This year, the focus of the Sleep Out is on how the organization helps clients overcome issues that can lead to eviction or homelessness – like low wages or lack of access to transportation to their job – so they can stay in their homes, their neighborhoods and their schools.
“By providing holistic services, Interfaith helps people right here, right now, at risk of eviction or homelessness. We can and do work with organizations or developers to create more affordable rental units in our community, but unfortunately that doesn’t happen overnight,” Ward said.
In addition to raising funds to support Interfaith Outreach programs, this year’s Sleep Out also includes a community challenge: to reach 526 Sleep Out participants. According to Interfaith Outreach leaders, the number 526 represents each housing-related financial assistance the organization made last year to prevent eviction or homelessness.
“We hope this number adds even more meaning to the Sleep Out activities our supporters have been holding since its earliest years. It shows that we provided the equivalent of more than one housing assist a day. Essentially every day last year, we kept someone in their home,” Ward said.
Those wishing to take part in the community challenge can share their “sleep out” experience on social media using the hashtag #sleepout22. To learn more, visit iocp.org/526-challenge.
The Sleep Out dates back to 1996 when Bob Fisher, a Wayzata shoe repairman, unknowingly launched the community campaign after deciding to collect donations to sleep in a tent on winter nights to provide Thanksgiving meals for struggling families. In two weeks, Fisher had raised thousands of dollars and the Sleep Out was born.

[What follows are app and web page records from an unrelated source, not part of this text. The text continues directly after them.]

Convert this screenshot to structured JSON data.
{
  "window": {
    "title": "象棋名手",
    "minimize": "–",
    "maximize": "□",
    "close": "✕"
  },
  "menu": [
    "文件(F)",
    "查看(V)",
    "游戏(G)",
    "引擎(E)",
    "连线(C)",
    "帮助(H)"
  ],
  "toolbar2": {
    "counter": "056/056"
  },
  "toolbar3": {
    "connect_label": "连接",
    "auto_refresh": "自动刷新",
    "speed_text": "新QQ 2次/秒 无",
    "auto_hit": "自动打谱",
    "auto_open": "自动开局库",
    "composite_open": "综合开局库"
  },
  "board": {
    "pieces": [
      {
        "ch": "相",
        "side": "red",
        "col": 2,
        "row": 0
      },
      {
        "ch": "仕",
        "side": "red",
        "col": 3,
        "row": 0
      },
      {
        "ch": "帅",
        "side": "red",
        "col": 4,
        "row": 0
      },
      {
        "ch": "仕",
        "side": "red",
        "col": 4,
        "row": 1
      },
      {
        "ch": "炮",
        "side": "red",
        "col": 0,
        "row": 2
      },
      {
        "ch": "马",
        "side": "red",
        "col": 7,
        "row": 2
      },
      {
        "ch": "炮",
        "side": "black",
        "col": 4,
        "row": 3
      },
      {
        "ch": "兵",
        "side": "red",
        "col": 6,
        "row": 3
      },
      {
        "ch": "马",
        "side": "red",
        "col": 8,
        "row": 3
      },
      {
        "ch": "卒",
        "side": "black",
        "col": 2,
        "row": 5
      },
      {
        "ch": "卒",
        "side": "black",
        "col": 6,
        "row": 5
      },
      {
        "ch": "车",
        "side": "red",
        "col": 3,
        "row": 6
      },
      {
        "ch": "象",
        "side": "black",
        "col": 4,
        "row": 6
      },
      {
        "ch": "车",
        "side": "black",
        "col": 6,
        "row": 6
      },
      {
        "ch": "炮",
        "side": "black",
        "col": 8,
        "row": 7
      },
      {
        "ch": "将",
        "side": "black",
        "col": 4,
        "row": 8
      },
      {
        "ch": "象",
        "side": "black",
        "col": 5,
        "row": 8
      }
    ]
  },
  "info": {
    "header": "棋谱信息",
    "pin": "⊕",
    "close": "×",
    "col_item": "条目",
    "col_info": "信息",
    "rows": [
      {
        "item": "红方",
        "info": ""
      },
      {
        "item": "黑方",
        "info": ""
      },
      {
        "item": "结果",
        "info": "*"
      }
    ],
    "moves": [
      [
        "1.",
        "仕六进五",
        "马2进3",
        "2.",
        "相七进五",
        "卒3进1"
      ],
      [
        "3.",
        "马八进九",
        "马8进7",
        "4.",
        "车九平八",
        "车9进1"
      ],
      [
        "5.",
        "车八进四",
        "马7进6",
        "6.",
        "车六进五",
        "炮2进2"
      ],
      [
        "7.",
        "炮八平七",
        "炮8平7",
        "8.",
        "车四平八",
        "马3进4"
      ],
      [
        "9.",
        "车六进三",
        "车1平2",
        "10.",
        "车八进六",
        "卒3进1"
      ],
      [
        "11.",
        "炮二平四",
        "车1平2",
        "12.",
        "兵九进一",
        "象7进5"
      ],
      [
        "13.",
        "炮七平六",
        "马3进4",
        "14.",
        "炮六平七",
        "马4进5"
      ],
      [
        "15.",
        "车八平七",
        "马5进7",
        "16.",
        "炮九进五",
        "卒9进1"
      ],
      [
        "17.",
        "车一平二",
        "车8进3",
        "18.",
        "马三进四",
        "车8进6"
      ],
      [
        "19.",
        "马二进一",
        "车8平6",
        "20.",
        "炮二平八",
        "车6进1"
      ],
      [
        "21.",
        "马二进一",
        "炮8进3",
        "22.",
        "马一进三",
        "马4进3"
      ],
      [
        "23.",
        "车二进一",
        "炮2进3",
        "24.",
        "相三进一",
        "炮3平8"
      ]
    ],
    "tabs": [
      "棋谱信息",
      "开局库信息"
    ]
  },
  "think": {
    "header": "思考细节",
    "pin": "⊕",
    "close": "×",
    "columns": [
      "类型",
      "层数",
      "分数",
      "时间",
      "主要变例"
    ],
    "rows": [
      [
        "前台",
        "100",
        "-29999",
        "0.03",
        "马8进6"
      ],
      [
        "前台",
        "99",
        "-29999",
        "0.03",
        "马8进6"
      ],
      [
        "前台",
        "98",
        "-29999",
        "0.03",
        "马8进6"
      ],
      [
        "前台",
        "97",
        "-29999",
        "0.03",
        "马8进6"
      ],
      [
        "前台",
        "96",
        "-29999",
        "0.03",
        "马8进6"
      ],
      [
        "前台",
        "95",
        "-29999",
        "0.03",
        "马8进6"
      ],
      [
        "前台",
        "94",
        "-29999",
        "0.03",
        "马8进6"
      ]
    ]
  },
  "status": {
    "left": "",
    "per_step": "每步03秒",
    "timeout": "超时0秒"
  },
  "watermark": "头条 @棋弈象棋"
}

To learn more about how to organize your own Sleep Out event or to donate directly to the 2022 campaign, visit iocp.org/thesleepout.